During the review, the collected results are compared with the objectives set. You look critically at what worked and what went differently than expected. It is important to look objectively at the plan and its implementation. It doesn’t help the improvement process to gloss over results in order not to endanger your own strategy. Problems in the do phase are not to be seen as setbacks, but as opportunities to learn from them – because that is what this phase is meant for.
In the check phase, the results are not only summarized, but also analyzed: Why didn’t everything go according to plan? Once you have found out how the problems came about, you can change the plan accordingly and achieve better results next time.
Now that the problems are known and the causes have been identified, the plan can be adapted and finally implemented. While the do phase was a test run and carried out on a small scale, the fourth step comprises the overall picture. Depending on the framework in which you use the PDCA cycle, you extend the application.
Once the transformation is completed, the new state is considered standard. You should not let the quality standard deteriorate. Therefore, you need to install a form of control. You can always question yourself and make sure that you don’t fall back into old patterns; someone else – a mentor, a supervisor etc. – can also take over this control function. It is important for the further development that you don’t step back again. PDCA begins again in the new state.
A PDCA example
Let’s take a furniture factory as an example. The management wants to increase the output of cabinets. They notice that most of the cupboard is finished quickly, but they regularly wait for their round feet. At this point, a PDCA cycle should help.
During the planning phase (plan), you notice that the lathe used to produce round objects is prone to errors. Often the excess has to be disposed of, which not only slows down the production chain, but also leads to unnecessary additional expenditure. So they are planning to buy a more modern machine. Instead of directly replacing all the relevant machines, you start with just one to test the success.
In the second step (do), the new machine is tested in practice. The work completed with the new machine is checked for one month. At the same time, however, the older machines continue to run. This gives those responsible the advantage that they can now see exactly whether the investment in the new machine is worthwhile.
One notices that although the production error has been contained, the production speed has hardly increased at all. In the third phase (check), this problem is analyzed and it is recognized that the employees are so used to the old machine that they still have difficulties using the new one just as efficiently.

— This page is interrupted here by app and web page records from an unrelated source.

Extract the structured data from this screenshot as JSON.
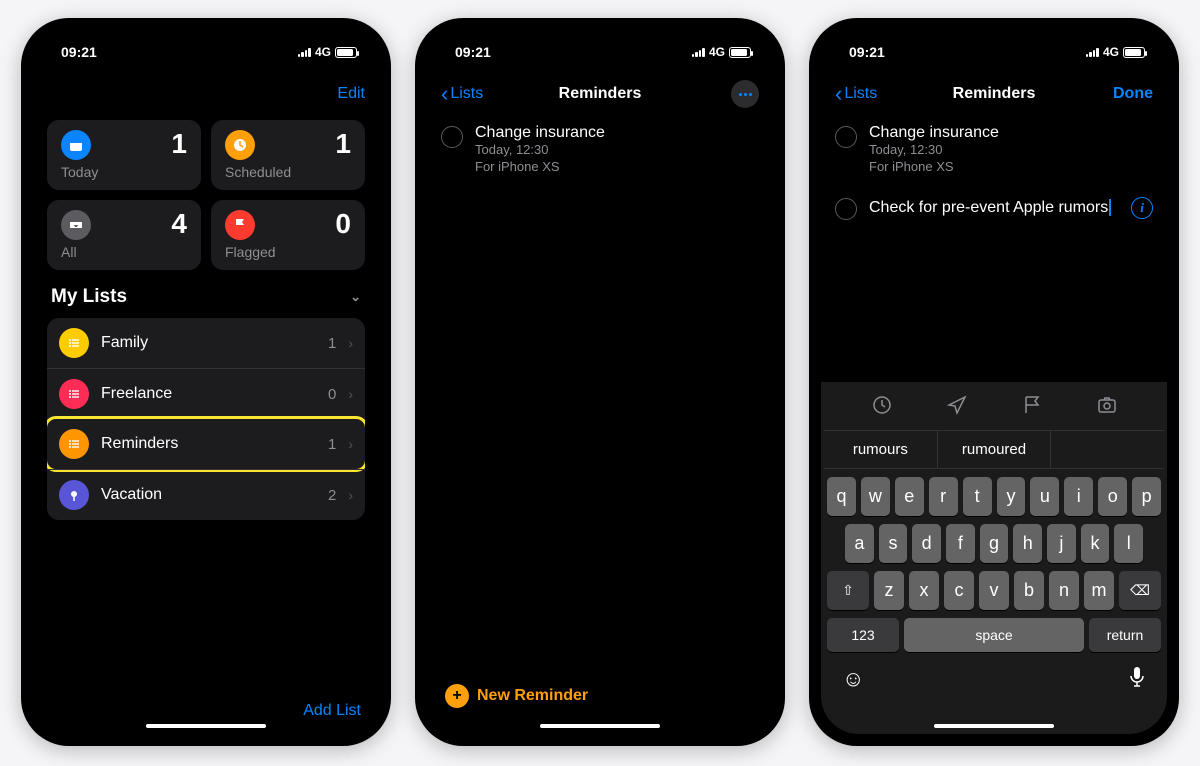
{
  "status": {
    "time": "09:21",
    "carrier": "4G"
  },
  "accent": "#0a84ff",
  "colors": {
    "today": "#0a84ff",
    "scheduled": "#ff9f0a",
    "all": "#5b5b60",
    "flagged": "#ff3b30",
    "family": "#ffcc00",
    "freelance": "#ff2d55",
    "reminders": "#ff9500",
    "vacation": "#5856d6",
    "highlight": "#f9e430"
  },
  "phone1": {
    "editLabel": "Edit",
    "cards": {
      "today": {
        "label": "Today",
        "count": 1
      },
      "scheduled": {
        "label": "Scheduled",
        "count": 1
      },
      "all": {
        "label": "All",
        "count": 4
      },
      "flagged": {
        "label": "Flagged",
        "count": 0
      }
    },
    "myListsHeader": "My Lists",
    "lists": [
      {
        "name": "Family",
        "count": 1,
        "highlighted": false
      },
      {
        "name": "Freelance",
        "count": 0,
        "highlighted": false
      },
      {
        "name": "Reminders",
        "count": 1,
        "highlighted": true
      },
      {
        "name": "Vacation",
        "count": 2,
        "highlighted": false
      }
    ],
    "addListLabel": "Add List"
  },
  "phone2": {
    "backLabel": "Lists",
    "title": "Reminders",
    "reminders": [
      {
        "title": "Change insurance",
        "subtitle1": "Today, 12:30",
        "subtitle2": "For iPhone XS"
      }
    ],
    "newReminderLabel": "New Reminder"
  },
  "phone3": {
    "backLabel": "Lists",
    "title": "Reminders",
    "doneLabel": "Done",
    "reminders": [
      {
        "title": "Change insurance",
        "subtitle1": "Today, 12:30",
        "subtitle2": "For iPhone XS",
        "editing": false
      },
      {
        "title": "Check for pre-event Apple rumors",
        "editing": true
      }
    ],
    "suggestions": [
      "rumours",
      "rumoured",
      ""
    ],
    "keyboard": {
      "row1": [
        "q",
        "w",
        "e",
        "r",
        "t",
        "y",
        "u",
        "i",
        "o",
        "p"
      ],
      "row2": [
        "a",
        "s",
        "d",
        "f",
        "g",
        "h",
        "j",
        "k",
        "l"
      ],
      "row3": [
        "z",
        "x",
        "c",
        "v",
        "b",
        "n",
        "m"
      ],
      "shift": "⇧",
      "delete": "⌫",
      "numKey": "123",
      "space": "space",
      "return": "return"
    }
  }
}
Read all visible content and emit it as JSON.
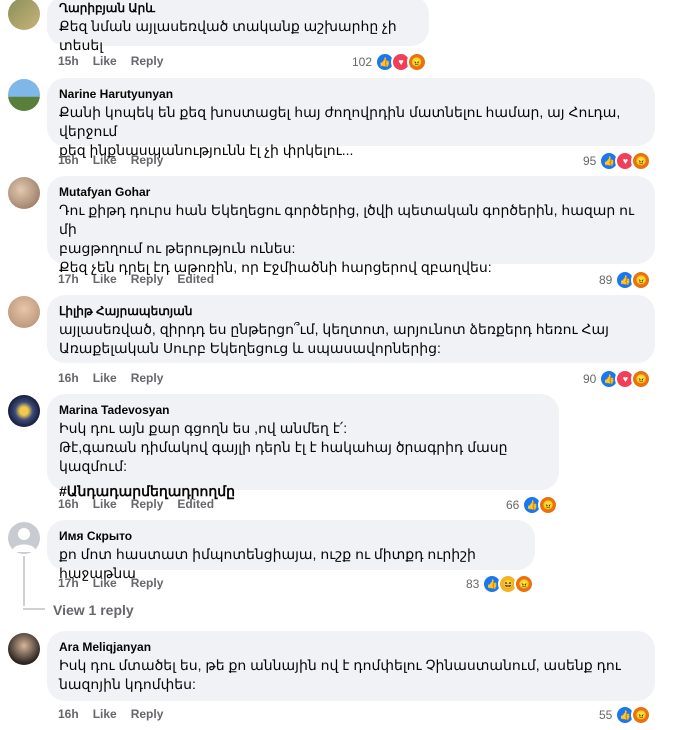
{
  "comments": [
    {
      "name": "Ղարիբյան Արև",
      "lines": [
        "Քեզ նման այլասեռված տականք աշխարհը չի տեսել"
      ],
      "time": "15h",
      "like": "Like",
      "reply": "Reply",
      "edited": "",
      "count": "102",
      "reactions": [
        "like",
        "love",
        "angry"
      ]
    },
    {
      "name": "Narine Harutyunyan",
      "lines": [
        "Քանի կոպեկ են քեզ խոստացել հայ ժողովրդին մատնելու համար, այ Հուդա, վերջում",
        "քեզ ինքնասպանությունն էլ չի փրկելու..."
      ],
      "time": "16h",
      "like": "Like",
      "reply": "Reply",
      "edited": "",
      "count": "95",
      "reactions": [
        "like",
        "love",
        "angry"
      ]
    },
    {
      "name": "Mutafyan Gohar",
      "lines": [
        "Դու քիթդ դուրս հան Եկեղեցու գործերից, լծվի պետական գործերին, հազար ու մի",
        "բացթողում ու թերություն ունես:",
        "Քեզ չեն դրել էդ աթոռին, որ Էջմիածնի հարցերով զբաղվես:"
      ],
      "time": "17h",
      "like": "Like",
      "reply": "Reply",
      "edited": "Edited",
      "count": "89",
      "reactions": [
        "like",
        "angry"
      ]
    },
    {
      "name": "Լիլիթ Հայրապետյան",
      "lines": [
        "այլասեռված, զիրդդ ես ընթերցո՞ւմ, կեղտոտ, արյունոտ ձեռքերդ հեռու Հայ",
        "Առաքելական Սուրբ Եկեղեցուց և սպասավորներից:"
      ],
      "time": "16h",
      "like": "Like",
      "reply": "Reply",
      "edited": "",
      "count": "90",
      "reactions": [
        "like",
        "love",
        "angry"
      ]
    },
    {
      "name": "Marina Tadevosyan",
      "lines": [
        "Իսկ դու այն քար գցողն ես ,ով անմեղ է՛:",
        "Թէ,գառան դիմակով գայլի դերն էլ է հակահայ ծրագրիդ մասը կազմում:"
      ],
      "hashtag": "#Անդադարմեղադրողմը",
      "time": "16h",
      "like": "Like",
      "reply": "Reply",
      "edited": "Edited",
      "count": "66",
      "reactions": [
        "like",
        "angry"
      ]
    },
    {
      "name": "Имя Скрыто",
      "lines": [
        "քո մոտ հաստատ իմպոտենցիայա, ուշք ու միտքդ ուրիշի հաջաթնա"
      ],
      "time": "17h",
      "like": "Like",
      "reply": "Reply",
      "edited": "",
      "count": "83",
      "reactions": [
        "like",
        "haha",
        "angry"
      ]
    },
    {
      "name": "Ara Meliqjanyan",
      "lines": [
        "Իսկ դու մտածել ես, թե քո աննային ով է դոմփելու Չինաստանում, ասենք դու",
        "նազոյին կդոմփես:"
      ],
      "time": "16h",
      "like": "Like",
      "reply": "Reply",
      "edited": "",
      "count": "55",
      "reactions": [
        "like",
        "angry"
      ]
    }
  ],
  "view_reply": "View 1 reply",
  "colors": {
    "like": "#1877f2",
    "love": "#f33e58",
    "angry": "#e9710f",
    "haha": "#f7b125",
    "bubble": "#f0f2f5"
  }
}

Therefore, the plan will now be amended and then fully implemented in the final phase (act): All machines are now replaced and at the same time, the employees receive detailed instruction on the new equipment. As a result, production of the cabinets is significantly accelerated and scrap is minimized. The company now accepts the new production speed as standard.
Advantages and disadvantages of PDCA

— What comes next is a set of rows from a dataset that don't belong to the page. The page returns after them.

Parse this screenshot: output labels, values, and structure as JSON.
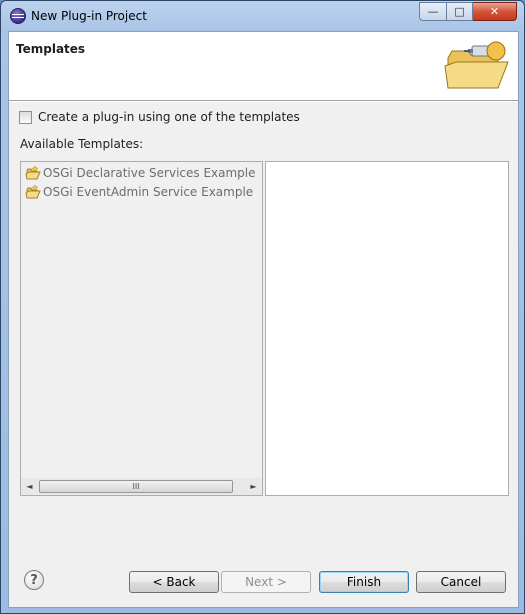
{
  "window": {
    "title": "New Plug-in Project",
    "controls": {
      "minimize": "—",
      "maximize": "□",
      "close": "✕"
    }
  },
  "banner": {
    "title": "Templates",
    "image_icon": "plugin-folder-wizard-icon"
  },
  "options": {
    "use_template_label": "Create a plug-in using one of the templates",
    "use_template_checked": false
  },
  "templates": {
    "label": "Available Templates:",
    "items": [
      {
        "label": "OSGi Declarative Services Example",
        "icon": "template-icon"
      },
      {
        "label": "OSGi EventAdmin Service Example",
        "icon": "template-icon"
      }
    ],
    "scroll": {
      "left": "◄",
      "right": "►",
      "grip": "III"
    }
  },
  "footer": {
    "help_label": "?",
    "back_label": "< Back",
    "next_label": "Next >",
    "finish_label": "Finish",
    "cancel_label": "Cancel"
  },
  "colors": {
    "title_bar": "#a9c4e6",
    "close_button": "#c7381d",
    "disabled_text": "#6d6d6d",
    "default_button_border": "#3c7fb1"
  }
}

PDCA is a wonderful tool for introducing improvements in a sustainable and thoughtful way. Instead of changing the usual procedures with a spontaneous hair-jerk procedure, one proceeds with small steps and always under close observations. However, this is also one of the big disadvantages of the Deming cycle: You have to plan enough time for the model. PDCA does not allow for rapid problem solving.
|✔ Can be helpful in all situations

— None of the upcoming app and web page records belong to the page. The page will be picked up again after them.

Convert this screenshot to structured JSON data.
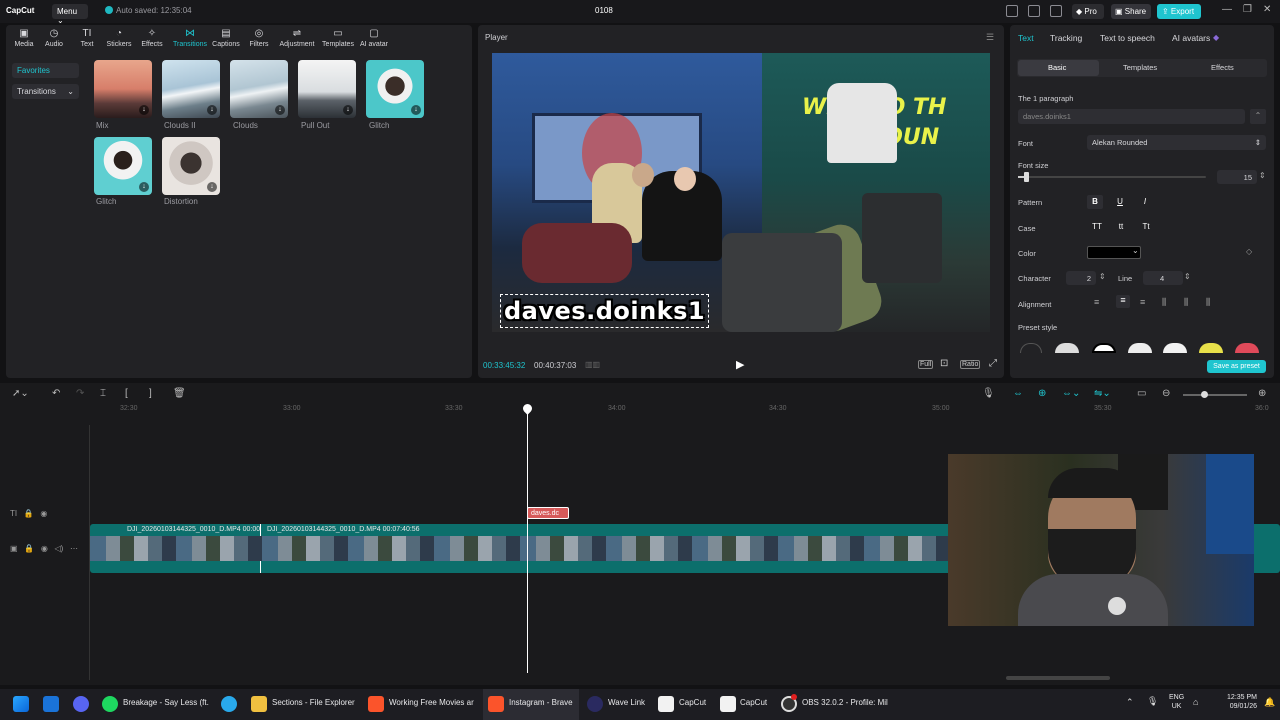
{
  "titlebar": {
    "logo": "CapCut",
    "menu": "Menu ⌄",
    "autosave": "Auto saved: 12:35:04",
    "project": "0108",
    "pro": "◆ Pro",
    "share": "▣ Share",
    "export": "⇪ Export"
  },
  "toolbar": {
    "items": [
      {
        "label": "Media",
        "icon": "media-icon"
      },
      {
        "label": "Audio",
        "icon": "audio-icon"
      },
      {
        "label": "Text",
        "icon": "text-icon"
      },
      {
        "label": "Stickers",
        "icon": "stickers-icon"
      },
      {
        "label": "Effects",
        "icon": "effects-icon"
      },
      {
        "label": "Transitions",
        "icon": "transitions-icon"
      },
      {
        "label": "Captions",
        "icon": "captions-icon"
      },
      {
        "label": "Filters",
        "icon": "filters-icon"
      },
      {
        "label": "Adjustment",
        "icon": "adjustment-icon"
      },
      {
        "label": "Templates",
        "icon": "templates-icon"
      },
      {
        "label": "AI avatar",
        "icon": "ai-avatar-icon"
      }
    ]
  },
  "sidebar": {
    "favorites": "Favorites",
    "transitions": "Transitions"
  },
  "transitions": [
    "Mix",
    "Clouds II",
    "Clouds",
    "Pull Out",
    "Glitch",
    "Glitch",
    "Distortion"
  ],
  "player": {
    "label": "Player",
    "caption": "daves.doinks1",
    "current": "00:33:45:32",
    "total": "00:40:37:03",
    "full": "Full",
    "ratio": "Ratio"
  },
  "props": {
    "tabs": [
      "Text",
      "Tracking",
      "Text to speech",
      "AI avatars"
    ],
    "subtabs": [
      "Basic",
      "Templates",
      "Effects"
    ],
    "paragraph_label": "The 1 paragraph",
    "paragraph_value": "daves.doinks1",
    "font_label": "Font",
    "font_value": "Alekan Rounded",
    "font_size_label": "Font size",
    "font_size_value": "15",
    "pattern_label": "Pattern",
    "case_label": "Case",
    "case_opts": [
      "TT",
      "tt",
      "Tt"
    ],
    "color_label": "Color",
    "character_label": "Character",
    "character_value": "2",
    "line_label": "Line",
    "line_value": "4",
    "alignment_label": "Alignment",
    "preset_label": "Preset style",
    "save_preset": "Save as preset",
    "color_value": "#000000"
  },
  "timeline": {
    "ticks": [
      "32:30",
      "33:00",
      "33:30",
      "34:00",
      "34:30",
      "35:00",
      "35:30",
      "36:0"
    ],
    "text_clip": "daves.dc",
    "clip1": "DJI_20260103144325_0010_D.MP4  00:00",
    "clip2": "DJI_20260103144325_0010_D.MP4  00:07:40:56"
  },
  "taskbar": {
    "items": [
      "Breakage - Say Less (ft.",
      "Sections - File Explorer",
      "Working Free Movies ar",
      "Instagram - Brave",
      "Wave Link",
      "CapCut",
      "CapCut",
      "OBS 32.0.2 - Profile: Mil"
    ],
    "lang1": "ENG",
    "lang2": "UK",
    "time": "12:35 PM",
    "date": "09/01/26"
  }
}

|✘ The unspecific definition can lead to incorrect use
|✔ Simple assembly requires little instruction
|✘ Changes must be planned over longer periods of time
|✔ The cyclical idea invites constant improvement
|✘ With the PDCA cycle, one reacts considering everything and rarely acts proactively
|✔ The iterative approach allows control and analysis